At the same time business leaders are looking to increase their focus on the exploitation of digital technology and analytics (27%) to help protect and grow their businesses in this slower growth post Brexit environment.
The proportion of UK businesses looking to transact has also fallen. Of the UK executives questioned, 48% intend to pursue an acquisition in the next twelve months – down from 59% six months ago and below the 57% of global respondents looking to transact. Nevertheless, M&A appetite remains above average due to the strong imperatives to complete deals. 40% of UK respondents are looking to acquire start-ups with digital technology and 30% are looking to acquire talent.
Michel Driessen, transaction advisory services markets leader for the UK & Ireland at EY, concluded: “Markets have been in a state of flux since the end of summer as they come to grips with the realities of Brexit and worries elsewhere. Companies need to remain flexible and agile and keep their operations and portfolio under constant review. M&A still provides one of the best routes to growth and financing – for those who can access it-remains cheap.
“We cannot underestimate the fundamental changes in M&A. There is now an expanding menu of deal structure options. Data and analytics are enriching the reach and depth of deal evaluation. Deal integration has shifted from driving cost synergies to value creation, now starting with the customer and not the back office.

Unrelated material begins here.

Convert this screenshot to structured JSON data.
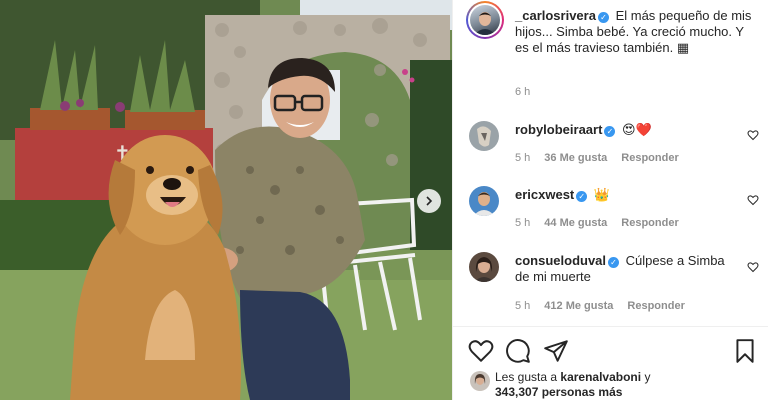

Integrating dissimilar businesses creates the need for bespoke as opposed to off-the-shelf solutions.
“Investing in digital transformation could also be the way to address some of the most pressing problems in the UK economy, from labour worries to productivity.”